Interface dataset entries
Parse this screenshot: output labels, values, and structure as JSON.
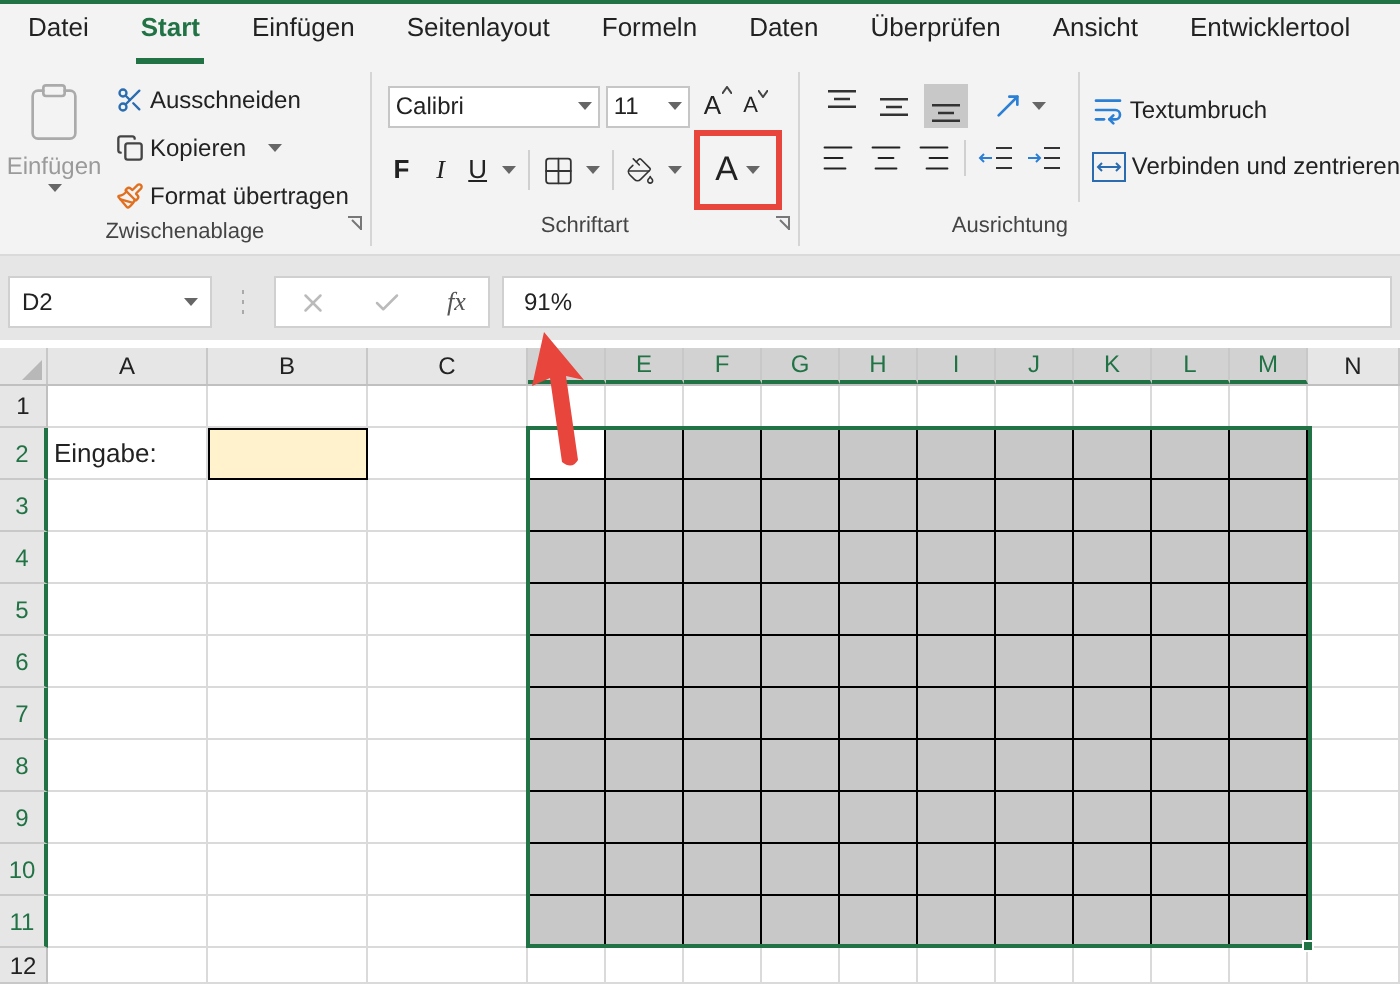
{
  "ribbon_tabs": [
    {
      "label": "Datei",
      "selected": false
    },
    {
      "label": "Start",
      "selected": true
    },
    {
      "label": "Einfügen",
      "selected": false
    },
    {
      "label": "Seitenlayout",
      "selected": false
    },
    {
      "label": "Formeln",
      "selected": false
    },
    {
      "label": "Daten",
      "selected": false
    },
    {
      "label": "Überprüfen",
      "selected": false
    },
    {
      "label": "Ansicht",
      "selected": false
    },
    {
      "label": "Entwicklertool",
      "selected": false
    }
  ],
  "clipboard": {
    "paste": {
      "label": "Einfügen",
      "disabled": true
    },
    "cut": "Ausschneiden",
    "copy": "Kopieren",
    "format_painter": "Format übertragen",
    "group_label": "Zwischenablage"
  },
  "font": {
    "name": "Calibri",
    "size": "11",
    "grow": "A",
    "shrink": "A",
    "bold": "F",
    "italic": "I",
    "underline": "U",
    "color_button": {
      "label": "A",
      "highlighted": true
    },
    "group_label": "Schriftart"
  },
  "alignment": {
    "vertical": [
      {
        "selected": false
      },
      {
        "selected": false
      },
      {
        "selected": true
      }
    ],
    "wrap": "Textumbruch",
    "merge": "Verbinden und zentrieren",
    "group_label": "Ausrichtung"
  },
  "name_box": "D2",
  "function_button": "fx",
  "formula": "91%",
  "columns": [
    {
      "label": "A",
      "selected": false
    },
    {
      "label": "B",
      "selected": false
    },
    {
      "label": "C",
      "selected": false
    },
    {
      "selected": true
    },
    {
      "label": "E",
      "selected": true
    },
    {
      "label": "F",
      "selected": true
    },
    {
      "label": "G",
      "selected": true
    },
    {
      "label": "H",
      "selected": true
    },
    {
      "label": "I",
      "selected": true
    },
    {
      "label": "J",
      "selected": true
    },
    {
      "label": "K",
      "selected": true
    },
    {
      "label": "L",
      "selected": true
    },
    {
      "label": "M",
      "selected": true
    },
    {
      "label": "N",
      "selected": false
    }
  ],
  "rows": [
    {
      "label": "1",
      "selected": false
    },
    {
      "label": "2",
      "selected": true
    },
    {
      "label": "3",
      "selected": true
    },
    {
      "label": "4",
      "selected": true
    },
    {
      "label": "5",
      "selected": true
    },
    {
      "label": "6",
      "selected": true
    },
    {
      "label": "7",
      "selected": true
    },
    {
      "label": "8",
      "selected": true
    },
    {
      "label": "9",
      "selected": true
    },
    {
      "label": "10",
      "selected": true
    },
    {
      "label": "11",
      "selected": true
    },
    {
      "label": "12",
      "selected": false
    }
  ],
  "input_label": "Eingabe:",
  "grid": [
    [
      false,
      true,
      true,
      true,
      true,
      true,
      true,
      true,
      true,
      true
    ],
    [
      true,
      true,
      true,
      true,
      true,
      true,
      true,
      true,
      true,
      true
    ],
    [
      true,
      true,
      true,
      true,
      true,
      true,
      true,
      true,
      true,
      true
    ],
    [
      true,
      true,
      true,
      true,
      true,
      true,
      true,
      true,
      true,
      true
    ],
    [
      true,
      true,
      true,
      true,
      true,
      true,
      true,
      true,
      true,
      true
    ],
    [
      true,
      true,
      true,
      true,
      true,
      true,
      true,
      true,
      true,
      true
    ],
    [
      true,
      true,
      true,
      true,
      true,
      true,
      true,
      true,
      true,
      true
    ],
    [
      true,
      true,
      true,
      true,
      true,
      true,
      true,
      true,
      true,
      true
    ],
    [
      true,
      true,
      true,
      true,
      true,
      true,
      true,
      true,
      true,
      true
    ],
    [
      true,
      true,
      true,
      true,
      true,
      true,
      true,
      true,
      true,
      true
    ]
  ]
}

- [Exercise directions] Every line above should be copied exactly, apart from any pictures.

- [Solution for this task]
Parse this screenshot: output labels, values, and structure as JSON.
{
  "ribbon_tabs": [
    {
      "label": "Datei",
      "selected": false
    },
    {
      "label": "Start",
      "selected": true
    },
    {
      "label": "Einfügen",
      "selected": false
    },
    {
      "label": "Seitenlayout",
      "selected": false
    },
    {
      "label": "Formeln",
      "selected": false
    },
    {
      "label": "Daten",
      "selected": false
    },
    {
      "label": "Überprüfen",
      "selected": false
    },
    {
      "label": "Ansicht",
      "selected": false
    },
    {
      "label": "Entwicklertool",
      "selected": false
    }
  ],
  "clipboard": {
    "paste": {
      "label": "Einfügen",
      "disabled": true
    },
    "cut": "Ausschneiden",
    "copy": "Kopieren",
    "format_painter": "Format übertragen",
    "group_label": "Zwischenablage"
  },
  "font": {
    "name": "Calibri",
    "size": "11",
    "grow": "A",
    "shrink": "A",
    "bold": "F",
    "italic": "I",
    "underline": "U",
    "color_button": {
      "label": "A",
      "highlighted": true
    },
    "group_label": "Schriftart"
  },
  "alignment": {
    "vertical": [
      {
        "selected": false
      },
      {
        "selected": false
      },
      {
        "selected": true
      }
    ],
    "wrap": "Textumbruch",
    "merge": "Verbinden und zentrieren",
    "group_label": "Ausrichtung"
  },
  "name_box": "D2",
  "function_button": "fx",
  "formula": "91%",
  "columns": [
    {
      "label": "A",
      "selected": false
    },
    {
      "label": "B",
      "selected": false
    },
    {
      "label": "C",
      "selected": false
    },
    {
      "selected": true
    },
    {
      "label": "E",
      "selected": true
    },
    {
      "label": "F",
      "selected": true
    },
    {
      "label": "G",
      "selected": true
    },
    {
      "label": "H",
      "selected": true
    },
    {
      "label": "I",
      "selected": true
    },
    {
      "label": "J",
      "selected": true
    },
    {
      "label": "K",
      "selected": true
    },
    {
      "label": "L",
      "selected": true
    },
    {
      "label": "M",
      "selected": true
    },
    {
      "label": "N",
      "selected": false
    }
  ],
  "rows": [
    {
      "label": "1",
      "selected": false
    },
    {
      "label": "2",
      "selected": true
    },
    {
      "label": "3",
      "selected": true
    },
    {
      "label": "4",
      "selected": true
    },
    {
      "label": "5",
      "selected": true
    },
    {
      "label": "6",
      "selected": true
    },
    {
      "label": "7",
      "selected": true
    },
    {
      "label": "8",
      "selected": true
    },
    {
      "label": "9",
      "selected": true
    },
    {
      "label": "10",
      "selected": true
    },
    {
      "label": "11",
      "selected": true
    },
    {
      "label": "12",
      "selected": false
    }
  ],
  "input_label": "Eingabe:",
  "grid": [
    [
      false,
      true,
      true,
      true,
      true,
      true,
      true,
      true,
      true,
      true
    ],
    [
      true,
      true,
      true,
      true,
      true,
      true,
      true,
      true,
      true,
      true
    ],
    [
      true,
      true,
      true,
      true,
      true,
      true,
      true,
      true,
      true,
      true
    ],
    [
      true,
      true,
      true,
      true,
      true,
      true,
      true,
      true,
      true,
      true
    ],
    [
      true,
      true,
      true,
      true,
      true,
      true,
      true,
      true,
      true,
      true
    ],
    [
      true,
      true,
      true,
      true,
      true,
      true,
      true,
      true,
      true,
      true
    ],
    [
      true,
      true,
      true,
      true,
      true,
      true,
      true,
      true,
      true,
      true
    ],
    [
      true,
      true,
      true,
      true,
      true,
      true,
      true,
      true,
      true,
      true
    ],
    [
      true,
      true,
      true,
      true,
      true,
      true,
      true,
      true,
      true,
      true
    ],
    [
      true,
      true,
      true,
      true,
      true,
      true,
      true,
      true,
      true,
      true
    ]
  ]
}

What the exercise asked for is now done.